**EXERCISE AIM:**
The entries that follow need to be printed exactly as they are, minus any pictures.

**Interface dataset entries:**
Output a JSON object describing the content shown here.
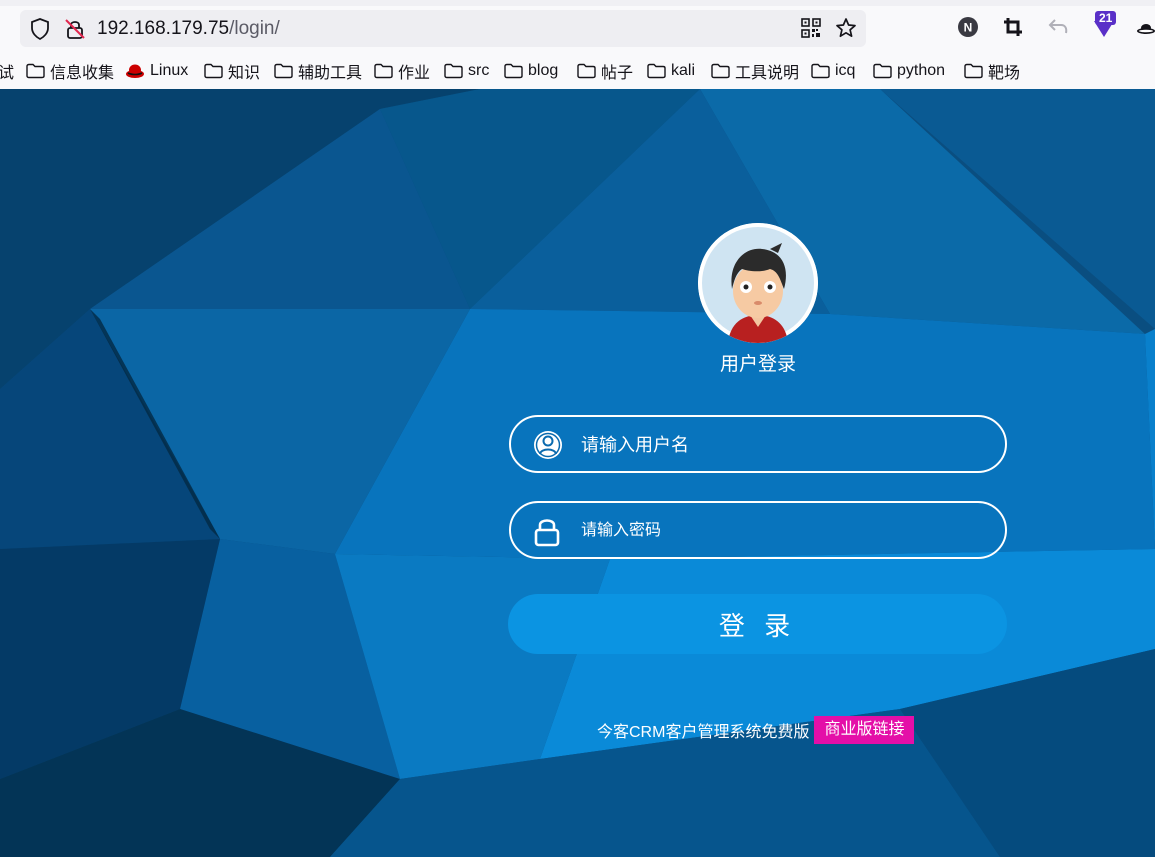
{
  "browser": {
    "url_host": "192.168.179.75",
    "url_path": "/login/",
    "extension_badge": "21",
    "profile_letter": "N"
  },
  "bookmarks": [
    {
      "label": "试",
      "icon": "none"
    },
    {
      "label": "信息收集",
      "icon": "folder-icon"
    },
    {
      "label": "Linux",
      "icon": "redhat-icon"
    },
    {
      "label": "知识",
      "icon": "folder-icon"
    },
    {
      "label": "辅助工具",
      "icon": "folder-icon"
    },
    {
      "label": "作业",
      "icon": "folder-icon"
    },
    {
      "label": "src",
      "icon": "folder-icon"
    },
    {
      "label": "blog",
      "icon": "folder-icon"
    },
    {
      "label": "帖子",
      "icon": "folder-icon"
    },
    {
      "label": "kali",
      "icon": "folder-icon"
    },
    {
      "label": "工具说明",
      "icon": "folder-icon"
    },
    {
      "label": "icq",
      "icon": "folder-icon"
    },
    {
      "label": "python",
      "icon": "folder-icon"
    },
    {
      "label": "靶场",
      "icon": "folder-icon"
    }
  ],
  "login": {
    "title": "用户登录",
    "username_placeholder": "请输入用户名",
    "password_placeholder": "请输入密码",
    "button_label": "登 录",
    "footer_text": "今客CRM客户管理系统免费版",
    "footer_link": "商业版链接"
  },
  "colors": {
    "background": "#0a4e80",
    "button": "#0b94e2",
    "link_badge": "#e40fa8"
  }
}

**OUTPUT FOR THIS TASK:**
Output a JSON object describing the content shown here.
{
  "browser": {
    "url_host": "192.168.179.75",
    "url_path": "/login/",
    "extension_badge": "21",
    "profile_letter": "N"
  },
  "bookmarks": [
    {
      "label": "试",
      "icon": "none"
    },
    {
      "label": "信息收集",
      "icon": "folder-icon"
    },
    {
      "label": "Linux",
      "icon": "redhat-icon"
    },
    {
      "label": "知识",
      "icon": "folder-icon"
    },
    {
      "label": "辅助工具",
      "icon": "folder-icon"
    },
    {
      "label": "作业",
      "icon": "folder-icon"
    },
    {
      "label": "src",
      "icon": "folder-icon"
    },
    {
      "label": "blog",
      "icon": "folder-icon"
    },
    {
      "label": "帖子",
      "icon": "folder-icon"
    },
    {
      "label": "kali",
      "icon": "folder-icon"
    },
    {
      "label": "工具说明",
      "icon": "folder-icon"
    },
    {
      "label": "icq",
      "icon": "folder-icon"
    },
    {
      "label": "python",
      "icon": "folder-icon"
    },
    {
      "label": "靶场",
      "icon": "folder-icon"
    }
  ],
  "login": {
    "title": "用户登录",
    "username_placeholder": "请输入用户名",
    "password_placeholder": "请输入密码",
    "button_label": "登 录",
    "footer_text": "今客CRM客户管理系统免费版",
    "footer_link": "商业版链接"
  },
  "colors": {
    "background": "#0a4e80",
    "button": "#0b94e2",
    "link_badge": "#e40fa8"
  }
}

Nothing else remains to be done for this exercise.